Round eleven: The momentum and body language has changed with Bradley now looking more confident and Pacquiao showing frustration and indifference. Bradley fires his jab liberally to start, throwing it at different levels and angles. Bradley connecting with a few shots, then does a great job avoiding Pacquiao’s counter one-twos by backing up and moving his head away from the Filipino’s daunted left, then closes the gap while still throwing shots inside. None of Bradley’s punches appear to hurt Pacquiao, but they are scoring points, while Pacquiao grows more and more frustrated with Bradley’s style. Pacquiao is missing badly at this point as Bradley circles out of danger and counters beautifully. Pacquiao tries to turn it up again in the last minute, but Bradley continues to box brilliantly and doesn’t allow him to steal the round. Instead, Bradley connects with a few counters as the round closes with little fanfare.
Bradley won this round clearly in my eyes. 105 – 104 Pacquiao after 11.
Round twelve: Pacquiao opens the final round trying to stalk Bradley, who continues to circle away. Pacquiao lands a couple of jabs and a one-two, and Bradley returns fire but doesn’t land anything significant. Pacquiao spent most of this round marching toward Bradley instead of cutting him off, and though he landed a few punches, Bradley was able to counter and box comfortably. Bradley looks loose and confident entering the final minute, and Pacquiao seemed to have given up on the idea of finishing the fight – not because he was being “nice”, it mainly because Bradley was boxing effectively and did not allow him to get into his rhythm. Pacquiao’s feint then one-two assault has become too predictable at this point for Bradley, who has decided to finish the fight boxing instead of trying to do anything crazy in an effort to win the round. Pacquiao lands a couple of punches, but Bradley was able to counter him as well. The fight ends unceremoniously as both men return to their corners. Bradley’s body language doesn’t suggest anything about him believing he won the fight, while Pacquiao looked as if he was just happy it was over and that there was no threat at all for him to lose the contest.
This is a close round. All three judges gave this round to Bradley and I’m inclined to do so as well. 114 – 114 tie after 12 rounds.

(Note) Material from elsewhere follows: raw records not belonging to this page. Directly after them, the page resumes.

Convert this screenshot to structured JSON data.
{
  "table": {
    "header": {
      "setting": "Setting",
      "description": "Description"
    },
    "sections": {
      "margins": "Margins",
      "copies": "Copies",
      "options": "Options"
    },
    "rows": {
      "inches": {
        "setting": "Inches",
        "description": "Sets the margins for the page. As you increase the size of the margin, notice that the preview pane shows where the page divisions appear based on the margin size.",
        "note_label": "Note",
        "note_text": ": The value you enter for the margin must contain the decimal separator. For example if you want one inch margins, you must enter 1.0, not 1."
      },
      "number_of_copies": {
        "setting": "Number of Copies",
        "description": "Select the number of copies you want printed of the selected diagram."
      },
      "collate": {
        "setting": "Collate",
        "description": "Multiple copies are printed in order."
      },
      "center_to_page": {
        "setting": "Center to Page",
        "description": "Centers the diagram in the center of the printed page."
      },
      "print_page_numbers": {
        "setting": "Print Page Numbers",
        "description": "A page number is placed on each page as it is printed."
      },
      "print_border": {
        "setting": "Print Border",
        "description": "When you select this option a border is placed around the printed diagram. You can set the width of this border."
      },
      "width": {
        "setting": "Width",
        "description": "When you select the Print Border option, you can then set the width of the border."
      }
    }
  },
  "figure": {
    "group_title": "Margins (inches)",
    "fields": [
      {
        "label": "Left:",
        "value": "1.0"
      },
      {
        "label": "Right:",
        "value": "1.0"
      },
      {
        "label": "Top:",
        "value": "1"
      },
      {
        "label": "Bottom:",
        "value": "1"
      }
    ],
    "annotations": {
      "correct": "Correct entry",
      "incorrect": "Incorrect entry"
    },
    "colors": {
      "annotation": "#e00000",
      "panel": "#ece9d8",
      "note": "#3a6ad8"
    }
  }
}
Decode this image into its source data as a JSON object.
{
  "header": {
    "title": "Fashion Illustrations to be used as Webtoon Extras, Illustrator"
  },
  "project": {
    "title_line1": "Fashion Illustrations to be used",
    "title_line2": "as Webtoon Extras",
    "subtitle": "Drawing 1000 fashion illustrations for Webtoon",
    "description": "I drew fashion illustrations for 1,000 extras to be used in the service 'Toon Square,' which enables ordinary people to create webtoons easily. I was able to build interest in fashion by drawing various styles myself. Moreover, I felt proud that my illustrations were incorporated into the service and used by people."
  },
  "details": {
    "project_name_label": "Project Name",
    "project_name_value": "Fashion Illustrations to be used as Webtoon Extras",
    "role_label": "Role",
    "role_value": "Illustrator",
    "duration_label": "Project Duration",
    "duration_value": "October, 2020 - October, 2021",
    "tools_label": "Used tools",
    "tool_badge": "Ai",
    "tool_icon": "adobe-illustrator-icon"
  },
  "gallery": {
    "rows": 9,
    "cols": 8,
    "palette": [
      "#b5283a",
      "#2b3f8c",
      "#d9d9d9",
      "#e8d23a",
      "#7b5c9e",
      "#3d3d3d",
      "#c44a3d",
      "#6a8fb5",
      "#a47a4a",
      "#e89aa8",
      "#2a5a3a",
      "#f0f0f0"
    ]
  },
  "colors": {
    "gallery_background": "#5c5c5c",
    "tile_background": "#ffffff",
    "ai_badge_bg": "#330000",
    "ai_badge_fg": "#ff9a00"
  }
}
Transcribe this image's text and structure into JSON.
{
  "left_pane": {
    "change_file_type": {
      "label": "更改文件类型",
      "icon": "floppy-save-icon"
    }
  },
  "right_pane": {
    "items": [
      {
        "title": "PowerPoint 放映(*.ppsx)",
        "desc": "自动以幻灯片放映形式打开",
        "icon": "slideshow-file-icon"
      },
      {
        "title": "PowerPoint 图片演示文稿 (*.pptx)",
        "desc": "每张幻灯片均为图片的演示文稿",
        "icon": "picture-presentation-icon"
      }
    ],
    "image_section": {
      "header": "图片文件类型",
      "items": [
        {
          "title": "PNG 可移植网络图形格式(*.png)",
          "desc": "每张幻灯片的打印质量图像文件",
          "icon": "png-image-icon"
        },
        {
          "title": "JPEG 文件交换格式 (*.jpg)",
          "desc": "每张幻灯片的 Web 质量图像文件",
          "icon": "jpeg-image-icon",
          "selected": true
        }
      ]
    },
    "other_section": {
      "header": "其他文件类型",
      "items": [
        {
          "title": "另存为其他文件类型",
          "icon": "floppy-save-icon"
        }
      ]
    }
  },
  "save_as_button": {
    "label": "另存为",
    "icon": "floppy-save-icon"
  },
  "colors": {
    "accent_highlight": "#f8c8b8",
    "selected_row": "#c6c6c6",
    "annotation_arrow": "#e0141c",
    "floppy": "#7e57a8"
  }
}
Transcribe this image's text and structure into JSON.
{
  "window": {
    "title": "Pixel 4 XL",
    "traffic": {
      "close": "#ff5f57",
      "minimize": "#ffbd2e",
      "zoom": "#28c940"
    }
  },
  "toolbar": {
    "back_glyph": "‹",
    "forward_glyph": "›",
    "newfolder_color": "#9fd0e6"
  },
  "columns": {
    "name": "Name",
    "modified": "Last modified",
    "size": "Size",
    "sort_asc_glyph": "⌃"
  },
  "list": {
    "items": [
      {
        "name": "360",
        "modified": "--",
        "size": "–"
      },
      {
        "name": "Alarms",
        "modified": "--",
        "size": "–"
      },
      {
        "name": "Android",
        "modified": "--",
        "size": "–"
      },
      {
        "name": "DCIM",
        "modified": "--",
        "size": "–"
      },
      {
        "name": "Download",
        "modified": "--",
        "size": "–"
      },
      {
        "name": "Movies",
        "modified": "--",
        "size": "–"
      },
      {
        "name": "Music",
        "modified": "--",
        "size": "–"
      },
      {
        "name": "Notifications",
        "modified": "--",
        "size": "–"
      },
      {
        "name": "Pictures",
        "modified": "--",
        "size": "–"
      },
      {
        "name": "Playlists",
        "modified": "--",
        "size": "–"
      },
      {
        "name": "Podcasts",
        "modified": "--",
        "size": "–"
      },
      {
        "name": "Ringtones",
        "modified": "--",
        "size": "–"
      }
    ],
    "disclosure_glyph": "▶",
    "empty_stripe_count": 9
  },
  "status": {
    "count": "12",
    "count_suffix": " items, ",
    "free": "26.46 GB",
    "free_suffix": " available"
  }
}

After 12 muted rounds, I have come up with a draw. Keep in mind that my attempt was to try and find a way Bradley could’ve won the fight, so I gave him all the close rounds such as the first, sixth and twelfth. What did this review prove? Well, it was a much closer fight than what I saw ringside. Despite still believing that Pacquiao won the fight and that the best Bradley could’ve hoped for was a draw, the rounds Pacquiao won were dramatic and thrilling, but he did give enough ho-hum rounds away that allowed Bradley to keep the fight close.
What Bradley came away with his efforts in the final rounds was figuring out a few flaws in Pacquiao’s assault and getting his timing down, which can play a big role in the rematch. I definitely see why Bradley feels like a left hook can win it for him when he said in an interview that he will land a left hook to knock Pacquiao out.
Pacquiao left himself open many times for counters when he fired away lazy, lunging jabs, which Bradley eventually honed in on at the latter part of the fight. If Bradley can sit down on his punches and if he worked on adding power in camp this time around like Marquez did, it's not too far-fetched he could make good of his KO promise.
Listening to his quipping and reproach hurled toward Pacquiao ahead of their rematch, it does appear to me that Bradley may be laying out a trap for Pacquiao by egging him to try and knock him out so he could take advantage of his recklessness and land a counter he won’t see, similar to what happened in his loss to Marquez.
That said, Bradley still isn’t a big puncher and I will save my predictions for the rematch for my next column. As far as Pacquiao is concerned, one can argue that he got complacent and assumed that the win was in the bag after the ninth round. Was Pacquiao being nice or was he simply being lazy? Either way, he had a hand in his split decision loss by not finishing strong and opening the door for Bradley – and the judges – to make what seemed to be a lopsided fight, controversial.